Watching a spoiled child kick up a tantrum doesn’t sound like much fun, but it is — lots — when it happens at Imagination Stage. Plus, she meets a dinosaur.
District-based writer Judith Viorst and composer Shelly Markham have adapted Viorst’s 2010 picture book (with illustrator Lane Smith), “Lulu and the Brontosaurus,” into a musical. It’s having a world premiere at the downtown Bethesda company for young audiences.
This tale of a brat who learns to be nice without losing her edge takes the audience on a ride scattered richly with broad yuks, subtle satire, whimsicality and poignancy.
Lulu (Casie Platt), an only child, bedevils her parents (Tracey Stephens and Doug Wilder) with screaming, kicking, fall-on-the-floor hissy fits if they even hesitate before giving her what she wants. As the Narrator (Lauren Du Pree) observes, “Lulu is a pain in the butt.”
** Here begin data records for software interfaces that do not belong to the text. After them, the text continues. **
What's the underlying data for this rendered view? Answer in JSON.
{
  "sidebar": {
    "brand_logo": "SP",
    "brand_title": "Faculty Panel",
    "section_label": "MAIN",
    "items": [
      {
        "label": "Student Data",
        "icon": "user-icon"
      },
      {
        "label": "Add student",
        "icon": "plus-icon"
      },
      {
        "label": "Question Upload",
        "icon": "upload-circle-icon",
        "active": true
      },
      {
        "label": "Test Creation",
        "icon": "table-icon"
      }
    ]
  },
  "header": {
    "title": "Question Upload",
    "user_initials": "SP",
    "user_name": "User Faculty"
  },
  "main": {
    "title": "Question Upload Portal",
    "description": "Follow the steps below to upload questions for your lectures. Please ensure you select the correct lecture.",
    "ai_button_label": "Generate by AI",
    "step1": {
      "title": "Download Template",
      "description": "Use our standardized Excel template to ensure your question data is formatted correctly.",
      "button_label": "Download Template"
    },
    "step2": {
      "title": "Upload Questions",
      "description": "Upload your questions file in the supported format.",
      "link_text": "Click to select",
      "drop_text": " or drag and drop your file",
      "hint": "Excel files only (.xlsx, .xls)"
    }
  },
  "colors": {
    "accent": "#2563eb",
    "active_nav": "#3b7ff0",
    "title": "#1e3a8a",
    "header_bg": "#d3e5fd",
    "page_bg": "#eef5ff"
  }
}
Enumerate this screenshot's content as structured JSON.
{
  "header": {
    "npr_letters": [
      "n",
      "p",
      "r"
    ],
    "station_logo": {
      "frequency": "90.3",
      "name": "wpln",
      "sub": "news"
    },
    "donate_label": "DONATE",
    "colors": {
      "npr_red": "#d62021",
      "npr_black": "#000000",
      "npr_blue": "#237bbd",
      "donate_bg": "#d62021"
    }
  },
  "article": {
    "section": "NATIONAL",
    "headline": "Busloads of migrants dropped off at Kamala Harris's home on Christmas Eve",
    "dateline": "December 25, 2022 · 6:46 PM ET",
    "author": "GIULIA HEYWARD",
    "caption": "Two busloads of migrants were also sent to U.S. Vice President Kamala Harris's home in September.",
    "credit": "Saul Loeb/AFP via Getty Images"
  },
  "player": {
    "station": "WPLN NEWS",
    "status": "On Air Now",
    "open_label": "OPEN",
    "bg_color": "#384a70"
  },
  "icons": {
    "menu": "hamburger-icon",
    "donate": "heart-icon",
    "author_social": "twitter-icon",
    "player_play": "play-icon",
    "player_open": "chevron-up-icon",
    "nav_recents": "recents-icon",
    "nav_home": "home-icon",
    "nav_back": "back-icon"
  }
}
In her family’s French Provincial living room (Milagros Ponce de Leon designed the pleasing, picture-book-style sets) Lulu announces that for her 10th birthday, she wants a brontosaurus. Her parents tell her that a brontosaurus is far too large to be a pet. They hold firm, so Lulu stomps off to snare the beast herself. She sings, “I’m gonna, I’m gonna, I’m gonna gonna get / A bronto, bronto, bronto, bronto-saurus for a pet.” Exhausted and not inclined to follow, her parents have a snack and doze off.
Thus, it comes to pass that Lulu learns about kindness and friendship from a gigantic, no-longer-extinct-for-the-purposes-of-this-story herbivore (Vaughn Irving). But first, on her way through the forest, she does a tango (droll choreography by Ilona Kessell) with a slithering Snake (also Irving), lays some flattery on a vain Tigress (Stephens) in pantaloons, and refuses to cringe before a blustery bear (Wilder). Debra Kim Sivigny has created an ingenious array of costumes for human and beast.
Some lovely puppetry makes Lulu’s encounter with the brontosaurus a stunning event. We see only the creature’s green plush neck and head (designed by Matthew Pauli, operated and voiced by Irving), but it looms over the full height of the stage. And when the brontosaurus tells Lulu how lonely he is up in the leafy canopy, the sense of his apartness brings on a real twinge.
So it’s understandable that the brontosaurus wants Lulu to stay in the forest and be his pet. He tries to keep her, but Lulu plots her escape, trying not to hurt his feelings — a new thing for her.
Platt tears up the stage and gets big laughs from tantrum to tango to her first choked utterance of the word “please.” That she wanders off-key belting some of Lulu’s songs could be forgiven as a character note, given the kid’s personality. As Lulu’s Mother and the glamorous tigress, Stephens shines as a funny and highly skilled singer/actress. Irving’s brontosaurus voice veers too close to Kermit the Frog’s, yet he brings great feeling to the role.
The show has a prolonged coda as Lulu makes her way back to her parents. The young audience got a case of the fidgets one day during those last few minutes. But the first 85 make it well worth the trip.
Horwitz is a freelance writer.
Book and lyrics by Judith Viorst, music by Shelly Markham. Directed by Janet Stanford. Music director, George Fulginiti-Shakar. About 90 minutes, including intermission. Through Oct. 27 at Imagination Stage, 4908 Auburn Ave., Bethesda. Recommended for ages 4 to 9. Visit www.imaginationstage.org or call 301-280-1660.